* [ACTION ITEM]: Make an exact copy of the records, with the pictures left out.

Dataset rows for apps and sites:

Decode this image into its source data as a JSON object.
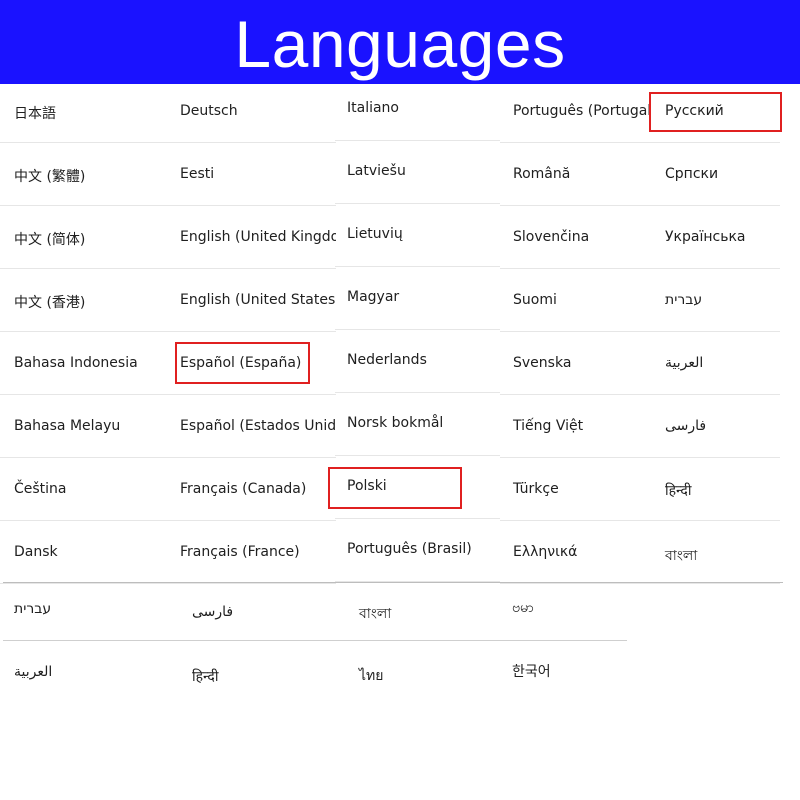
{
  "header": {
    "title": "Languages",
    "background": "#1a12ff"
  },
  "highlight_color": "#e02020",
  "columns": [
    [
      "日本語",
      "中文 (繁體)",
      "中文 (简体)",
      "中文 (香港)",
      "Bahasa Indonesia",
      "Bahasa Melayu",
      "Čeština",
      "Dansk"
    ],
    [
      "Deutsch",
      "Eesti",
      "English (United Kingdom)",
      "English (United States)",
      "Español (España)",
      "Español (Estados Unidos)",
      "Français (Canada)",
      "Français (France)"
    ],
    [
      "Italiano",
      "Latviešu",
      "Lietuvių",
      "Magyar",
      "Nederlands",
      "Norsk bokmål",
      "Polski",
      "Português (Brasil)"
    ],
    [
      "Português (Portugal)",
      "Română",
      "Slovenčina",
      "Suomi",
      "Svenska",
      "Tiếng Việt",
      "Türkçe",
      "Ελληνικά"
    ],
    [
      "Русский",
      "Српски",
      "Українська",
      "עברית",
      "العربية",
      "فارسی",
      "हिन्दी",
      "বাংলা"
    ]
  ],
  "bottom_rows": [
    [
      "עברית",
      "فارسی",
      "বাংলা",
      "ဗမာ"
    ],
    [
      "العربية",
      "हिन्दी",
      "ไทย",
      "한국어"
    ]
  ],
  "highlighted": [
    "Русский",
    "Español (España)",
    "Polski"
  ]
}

* [YOUR RESPONSE]:
Decode this image into its source data as a JSON object.
{
  "header": {
    "title": "Languages",
    "background": "#1a12ff"
  },
  "highlight_color": "#e02020",
  "columns": [
    [
      "日本語",
      "中文 (繁體)",
      "中文 (简体)",
      "中文 (香港)",
      "Bahasa Indonesia",
      "Bahasa Melayu",
      "Čeština",
      "Dansk"
    ],
    [
      "Deutsch",
      "Eesti",
      "English (United Kingdom)",
      "English (United States)",
      "Español (España)",
      "Español (Estados Unidos)",
      "Français (Canada)",
      "Français (France)"
    ],
    [
      "Italiano",
      "Latviešu",
      "Lietuvių",
      "Magyar",
      "Nederlands",
      "Norsk bokmål",
      "Polski",
      "Português (Brasil)"
    ],
    [
      "Português (Portugal)",
      "Română",
      "Slovenčina",
      "Suomi",
      "Svenska",
      "Tiếng Việt",
      "Türkçe",
      "Ελληνικά"
    ],
    [
      "Русский",
      "Српски",
      "Українська",
      "עברית",
      "العربية",
      "فارسی",
      "हिन्दी",
      "বাংলা"
    ]
  ],
  "bottom_rows": [
    [
      "עברית",
      "فارسی",
      "বাংলা",
      "ဗမာ"
    ],
    [
      "العربية",
      "हिन्दी",
      "ไทย",
      "한국어"
    ]
  ],
  "highlighted": [
    "Русский",
    "Español (España)",
    "Polski"
  ]
}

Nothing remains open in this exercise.